> ASSIGNED TASK: Within the records below, filter for lines carrying the word "number" and copy them.
___ THE DATA ___
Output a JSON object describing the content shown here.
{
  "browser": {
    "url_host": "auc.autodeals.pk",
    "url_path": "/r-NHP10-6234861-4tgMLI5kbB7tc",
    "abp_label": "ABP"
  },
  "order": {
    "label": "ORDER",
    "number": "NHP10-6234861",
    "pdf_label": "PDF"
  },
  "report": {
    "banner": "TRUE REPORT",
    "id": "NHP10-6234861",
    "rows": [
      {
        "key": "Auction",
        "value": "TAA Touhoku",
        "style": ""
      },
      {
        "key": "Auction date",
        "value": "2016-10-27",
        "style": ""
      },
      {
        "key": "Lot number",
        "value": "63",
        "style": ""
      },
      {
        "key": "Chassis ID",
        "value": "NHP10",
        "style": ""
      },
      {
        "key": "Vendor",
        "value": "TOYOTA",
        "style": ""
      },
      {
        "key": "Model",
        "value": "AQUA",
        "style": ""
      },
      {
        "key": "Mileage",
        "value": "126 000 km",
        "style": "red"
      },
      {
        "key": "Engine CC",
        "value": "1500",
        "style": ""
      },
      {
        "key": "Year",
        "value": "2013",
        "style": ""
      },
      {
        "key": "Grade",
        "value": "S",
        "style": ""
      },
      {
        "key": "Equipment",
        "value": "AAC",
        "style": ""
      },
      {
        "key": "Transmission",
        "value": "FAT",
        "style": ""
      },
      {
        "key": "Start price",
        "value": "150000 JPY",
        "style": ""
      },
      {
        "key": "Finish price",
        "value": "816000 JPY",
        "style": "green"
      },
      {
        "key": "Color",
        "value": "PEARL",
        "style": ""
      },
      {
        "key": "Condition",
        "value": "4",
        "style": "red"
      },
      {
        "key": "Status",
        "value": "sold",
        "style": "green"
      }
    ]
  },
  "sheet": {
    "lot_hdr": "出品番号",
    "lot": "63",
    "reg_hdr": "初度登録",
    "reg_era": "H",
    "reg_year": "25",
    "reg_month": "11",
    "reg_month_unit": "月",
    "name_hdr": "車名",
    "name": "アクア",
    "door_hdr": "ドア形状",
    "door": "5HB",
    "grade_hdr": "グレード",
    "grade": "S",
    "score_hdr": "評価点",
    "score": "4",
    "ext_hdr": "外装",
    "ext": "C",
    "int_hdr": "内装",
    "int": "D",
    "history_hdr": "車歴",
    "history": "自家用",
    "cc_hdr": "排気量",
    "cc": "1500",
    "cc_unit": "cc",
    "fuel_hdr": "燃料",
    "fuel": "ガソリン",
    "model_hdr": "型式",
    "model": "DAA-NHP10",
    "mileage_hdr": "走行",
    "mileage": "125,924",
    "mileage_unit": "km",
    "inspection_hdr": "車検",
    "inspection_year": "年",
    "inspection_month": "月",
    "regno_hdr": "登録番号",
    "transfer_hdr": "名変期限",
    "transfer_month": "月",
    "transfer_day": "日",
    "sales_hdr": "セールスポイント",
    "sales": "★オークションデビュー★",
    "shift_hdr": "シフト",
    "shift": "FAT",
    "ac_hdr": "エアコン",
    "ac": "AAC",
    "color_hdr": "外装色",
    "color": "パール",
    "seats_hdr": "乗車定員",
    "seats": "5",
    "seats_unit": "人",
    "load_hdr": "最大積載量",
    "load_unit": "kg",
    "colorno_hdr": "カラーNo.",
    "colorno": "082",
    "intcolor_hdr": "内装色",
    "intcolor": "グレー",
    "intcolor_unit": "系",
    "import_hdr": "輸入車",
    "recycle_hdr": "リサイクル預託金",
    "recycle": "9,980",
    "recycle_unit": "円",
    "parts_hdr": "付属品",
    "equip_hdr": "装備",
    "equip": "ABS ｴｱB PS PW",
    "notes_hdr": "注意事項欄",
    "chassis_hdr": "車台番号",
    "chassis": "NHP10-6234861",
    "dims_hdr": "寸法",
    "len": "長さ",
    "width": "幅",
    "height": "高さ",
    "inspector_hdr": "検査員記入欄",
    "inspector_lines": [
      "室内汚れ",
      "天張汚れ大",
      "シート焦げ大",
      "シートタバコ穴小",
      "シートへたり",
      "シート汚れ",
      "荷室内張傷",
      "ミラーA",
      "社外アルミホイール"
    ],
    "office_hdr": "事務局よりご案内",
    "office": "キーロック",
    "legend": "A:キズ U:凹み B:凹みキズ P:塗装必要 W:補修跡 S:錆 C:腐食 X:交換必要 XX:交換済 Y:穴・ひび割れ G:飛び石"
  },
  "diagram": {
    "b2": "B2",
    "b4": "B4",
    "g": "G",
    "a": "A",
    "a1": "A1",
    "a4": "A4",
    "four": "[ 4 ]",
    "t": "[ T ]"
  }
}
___
> OUTPUT:
    "number": "NHP10-6234861",
        "key": "Lot number",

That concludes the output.